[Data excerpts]

*** Block opens ***

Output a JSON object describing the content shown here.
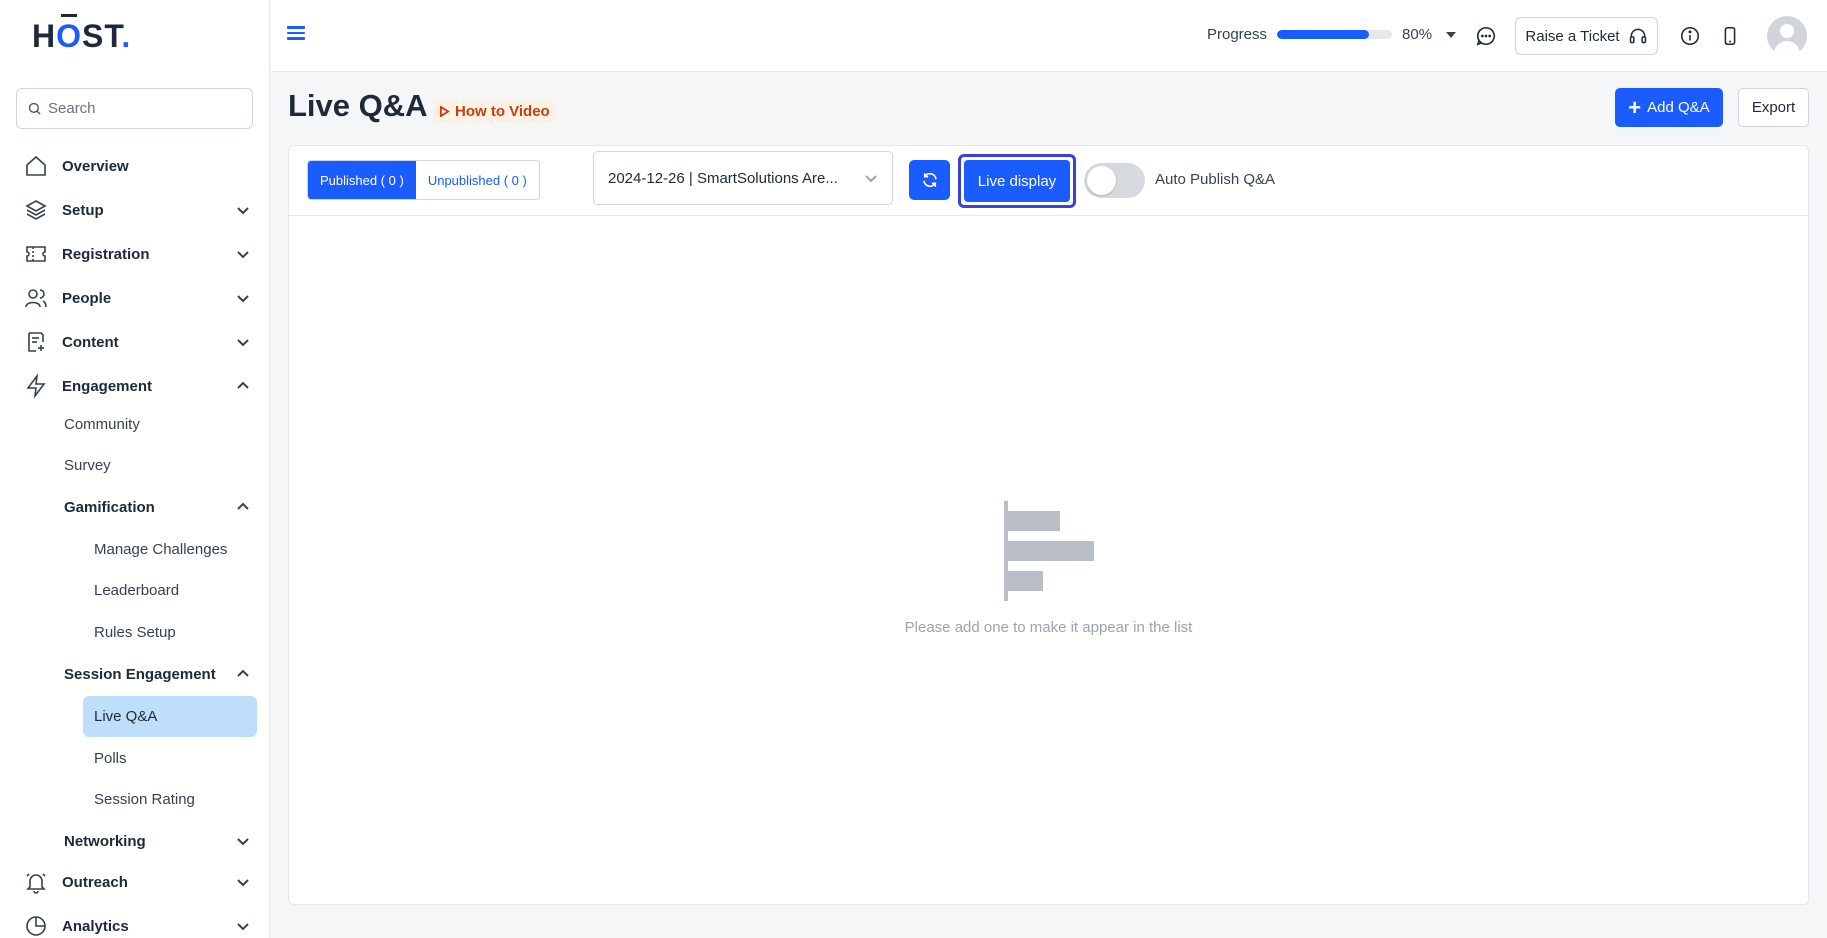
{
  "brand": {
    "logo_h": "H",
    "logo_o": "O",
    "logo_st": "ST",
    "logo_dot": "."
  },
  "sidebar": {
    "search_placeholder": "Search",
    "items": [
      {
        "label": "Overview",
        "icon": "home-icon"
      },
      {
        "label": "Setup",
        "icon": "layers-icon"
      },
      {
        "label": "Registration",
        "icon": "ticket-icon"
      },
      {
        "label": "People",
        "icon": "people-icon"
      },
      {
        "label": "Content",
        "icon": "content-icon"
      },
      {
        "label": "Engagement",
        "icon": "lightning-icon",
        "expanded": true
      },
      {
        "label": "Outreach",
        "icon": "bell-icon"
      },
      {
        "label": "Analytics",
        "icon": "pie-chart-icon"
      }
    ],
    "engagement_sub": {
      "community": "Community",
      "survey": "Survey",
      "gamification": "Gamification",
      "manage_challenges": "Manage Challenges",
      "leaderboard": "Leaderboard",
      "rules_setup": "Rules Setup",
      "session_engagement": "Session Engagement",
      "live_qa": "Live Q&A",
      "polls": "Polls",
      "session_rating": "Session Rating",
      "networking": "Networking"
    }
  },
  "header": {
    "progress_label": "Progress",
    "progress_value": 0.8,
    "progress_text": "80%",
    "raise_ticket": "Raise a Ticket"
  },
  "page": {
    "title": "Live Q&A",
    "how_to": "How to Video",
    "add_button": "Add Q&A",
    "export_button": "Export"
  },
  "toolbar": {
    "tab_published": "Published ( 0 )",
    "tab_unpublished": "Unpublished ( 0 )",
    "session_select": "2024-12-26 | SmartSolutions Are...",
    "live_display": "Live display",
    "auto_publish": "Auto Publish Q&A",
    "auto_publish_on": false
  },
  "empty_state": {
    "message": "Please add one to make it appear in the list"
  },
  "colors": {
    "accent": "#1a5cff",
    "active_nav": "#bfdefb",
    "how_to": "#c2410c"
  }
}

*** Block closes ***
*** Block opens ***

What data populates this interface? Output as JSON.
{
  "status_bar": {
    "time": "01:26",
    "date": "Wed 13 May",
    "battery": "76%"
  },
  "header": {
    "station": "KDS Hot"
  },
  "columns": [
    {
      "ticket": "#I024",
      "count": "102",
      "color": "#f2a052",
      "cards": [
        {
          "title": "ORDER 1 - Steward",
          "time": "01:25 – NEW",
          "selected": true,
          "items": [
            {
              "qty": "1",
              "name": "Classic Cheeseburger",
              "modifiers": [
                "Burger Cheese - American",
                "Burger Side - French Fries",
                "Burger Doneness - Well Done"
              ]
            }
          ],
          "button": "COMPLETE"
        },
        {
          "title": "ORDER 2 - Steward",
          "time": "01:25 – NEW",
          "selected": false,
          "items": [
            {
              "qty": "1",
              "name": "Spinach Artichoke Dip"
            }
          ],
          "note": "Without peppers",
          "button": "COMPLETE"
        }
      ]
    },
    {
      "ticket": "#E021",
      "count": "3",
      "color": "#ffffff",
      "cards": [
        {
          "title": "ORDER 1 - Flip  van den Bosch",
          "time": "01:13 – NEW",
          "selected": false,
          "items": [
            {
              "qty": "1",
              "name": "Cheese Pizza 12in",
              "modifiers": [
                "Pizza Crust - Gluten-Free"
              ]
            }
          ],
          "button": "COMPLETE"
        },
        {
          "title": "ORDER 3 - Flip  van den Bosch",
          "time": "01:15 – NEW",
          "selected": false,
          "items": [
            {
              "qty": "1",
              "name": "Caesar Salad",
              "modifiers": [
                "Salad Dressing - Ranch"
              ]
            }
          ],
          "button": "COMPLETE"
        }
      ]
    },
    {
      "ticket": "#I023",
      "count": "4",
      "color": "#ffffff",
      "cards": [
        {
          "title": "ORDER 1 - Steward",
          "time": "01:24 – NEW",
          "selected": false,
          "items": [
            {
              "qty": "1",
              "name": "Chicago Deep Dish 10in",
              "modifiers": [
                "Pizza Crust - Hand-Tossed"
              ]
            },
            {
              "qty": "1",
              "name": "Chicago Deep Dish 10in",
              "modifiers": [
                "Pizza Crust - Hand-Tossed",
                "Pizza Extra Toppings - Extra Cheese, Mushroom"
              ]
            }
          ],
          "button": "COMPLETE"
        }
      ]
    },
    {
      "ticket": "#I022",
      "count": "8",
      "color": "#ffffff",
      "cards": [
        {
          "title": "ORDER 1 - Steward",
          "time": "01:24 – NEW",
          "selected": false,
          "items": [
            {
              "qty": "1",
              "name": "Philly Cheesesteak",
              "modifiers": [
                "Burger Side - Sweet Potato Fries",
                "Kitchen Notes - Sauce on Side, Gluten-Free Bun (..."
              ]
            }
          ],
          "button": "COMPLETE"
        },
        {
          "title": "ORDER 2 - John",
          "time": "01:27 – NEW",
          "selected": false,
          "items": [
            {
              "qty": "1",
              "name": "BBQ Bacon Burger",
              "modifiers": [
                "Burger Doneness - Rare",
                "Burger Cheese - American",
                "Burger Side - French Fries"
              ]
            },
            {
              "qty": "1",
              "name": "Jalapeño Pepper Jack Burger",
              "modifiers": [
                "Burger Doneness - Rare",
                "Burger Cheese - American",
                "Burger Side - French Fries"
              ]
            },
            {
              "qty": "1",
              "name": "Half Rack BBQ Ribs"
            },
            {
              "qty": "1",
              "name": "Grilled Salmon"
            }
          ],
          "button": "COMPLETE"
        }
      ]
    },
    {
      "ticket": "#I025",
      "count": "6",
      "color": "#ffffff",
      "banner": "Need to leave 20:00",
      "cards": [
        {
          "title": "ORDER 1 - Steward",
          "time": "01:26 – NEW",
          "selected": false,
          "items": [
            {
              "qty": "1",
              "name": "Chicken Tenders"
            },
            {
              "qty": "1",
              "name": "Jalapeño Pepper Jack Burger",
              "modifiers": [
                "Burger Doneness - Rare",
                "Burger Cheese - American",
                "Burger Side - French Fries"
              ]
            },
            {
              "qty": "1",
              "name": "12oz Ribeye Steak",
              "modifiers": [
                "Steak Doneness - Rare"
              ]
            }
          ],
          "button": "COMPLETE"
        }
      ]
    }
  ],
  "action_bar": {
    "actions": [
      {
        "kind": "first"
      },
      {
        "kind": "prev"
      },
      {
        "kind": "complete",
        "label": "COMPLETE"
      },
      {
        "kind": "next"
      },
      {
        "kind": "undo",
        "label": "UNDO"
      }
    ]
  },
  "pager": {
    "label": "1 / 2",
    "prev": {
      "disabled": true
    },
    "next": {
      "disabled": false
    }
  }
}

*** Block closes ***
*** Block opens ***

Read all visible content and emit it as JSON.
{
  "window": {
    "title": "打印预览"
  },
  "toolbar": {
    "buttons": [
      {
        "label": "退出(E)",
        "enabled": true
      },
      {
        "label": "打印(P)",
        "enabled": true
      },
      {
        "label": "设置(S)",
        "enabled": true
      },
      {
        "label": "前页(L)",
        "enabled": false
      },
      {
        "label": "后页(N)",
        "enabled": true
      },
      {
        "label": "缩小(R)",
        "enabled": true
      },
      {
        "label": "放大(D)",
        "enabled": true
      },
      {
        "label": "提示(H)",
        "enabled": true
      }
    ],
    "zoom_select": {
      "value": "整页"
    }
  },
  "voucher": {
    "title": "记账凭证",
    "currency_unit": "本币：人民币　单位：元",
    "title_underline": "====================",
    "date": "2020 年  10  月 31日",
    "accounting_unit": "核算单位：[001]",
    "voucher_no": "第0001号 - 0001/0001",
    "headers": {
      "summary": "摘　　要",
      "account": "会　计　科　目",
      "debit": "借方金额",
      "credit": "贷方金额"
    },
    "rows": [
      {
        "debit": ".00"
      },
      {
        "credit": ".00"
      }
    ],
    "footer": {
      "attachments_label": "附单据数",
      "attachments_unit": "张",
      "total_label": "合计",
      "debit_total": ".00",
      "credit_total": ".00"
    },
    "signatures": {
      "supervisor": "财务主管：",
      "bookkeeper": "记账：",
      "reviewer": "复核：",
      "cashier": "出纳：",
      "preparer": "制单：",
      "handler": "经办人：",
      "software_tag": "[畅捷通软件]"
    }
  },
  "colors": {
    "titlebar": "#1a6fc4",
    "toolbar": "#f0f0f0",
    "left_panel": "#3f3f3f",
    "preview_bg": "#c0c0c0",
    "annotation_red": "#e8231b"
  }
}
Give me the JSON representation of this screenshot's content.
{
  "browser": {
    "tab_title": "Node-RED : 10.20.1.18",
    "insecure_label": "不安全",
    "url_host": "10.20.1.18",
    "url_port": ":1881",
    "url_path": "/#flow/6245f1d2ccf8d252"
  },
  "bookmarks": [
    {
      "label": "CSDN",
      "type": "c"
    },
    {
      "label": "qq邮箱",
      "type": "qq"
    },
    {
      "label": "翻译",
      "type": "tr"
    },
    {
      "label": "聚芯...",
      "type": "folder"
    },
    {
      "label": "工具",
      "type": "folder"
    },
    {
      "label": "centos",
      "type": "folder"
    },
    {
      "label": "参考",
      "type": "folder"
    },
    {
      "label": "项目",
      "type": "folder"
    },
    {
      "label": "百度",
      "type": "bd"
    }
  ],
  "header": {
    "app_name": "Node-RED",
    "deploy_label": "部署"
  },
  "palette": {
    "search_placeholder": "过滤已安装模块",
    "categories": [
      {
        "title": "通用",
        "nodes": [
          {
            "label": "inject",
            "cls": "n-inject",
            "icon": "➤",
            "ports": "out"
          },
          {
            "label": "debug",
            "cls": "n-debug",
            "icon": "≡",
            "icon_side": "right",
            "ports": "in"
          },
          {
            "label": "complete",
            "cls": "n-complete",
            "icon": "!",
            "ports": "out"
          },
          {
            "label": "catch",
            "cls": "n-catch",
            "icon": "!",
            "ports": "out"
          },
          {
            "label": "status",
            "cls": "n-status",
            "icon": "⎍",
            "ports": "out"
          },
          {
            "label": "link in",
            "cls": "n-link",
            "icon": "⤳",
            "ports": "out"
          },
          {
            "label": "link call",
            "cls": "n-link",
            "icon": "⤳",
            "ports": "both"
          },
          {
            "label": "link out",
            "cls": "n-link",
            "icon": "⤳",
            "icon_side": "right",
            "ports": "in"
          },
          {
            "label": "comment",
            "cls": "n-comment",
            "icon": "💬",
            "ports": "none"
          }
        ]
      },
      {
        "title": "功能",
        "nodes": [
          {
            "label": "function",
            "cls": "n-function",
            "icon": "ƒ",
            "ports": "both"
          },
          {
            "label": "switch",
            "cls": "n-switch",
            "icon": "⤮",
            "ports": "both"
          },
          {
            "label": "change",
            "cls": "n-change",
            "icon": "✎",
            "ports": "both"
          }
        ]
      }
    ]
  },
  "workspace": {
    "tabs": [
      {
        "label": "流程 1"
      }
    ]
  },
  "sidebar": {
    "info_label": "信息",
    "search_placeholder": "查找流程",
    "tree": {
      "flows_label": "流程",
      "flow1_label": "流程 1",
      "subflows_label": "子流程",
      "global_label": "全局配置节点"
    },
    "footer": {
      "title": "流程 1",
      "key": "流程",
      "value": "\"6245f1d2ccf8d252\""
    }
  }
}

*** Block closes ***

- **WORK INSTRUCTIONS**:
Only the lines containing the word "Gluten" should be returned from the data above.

- **REPLY TO THE TASK**:
                "Pizza Crust - Gluten-Free"
                "Kitchen Notes - Sauce on Side, Gluten-Free Bun (..."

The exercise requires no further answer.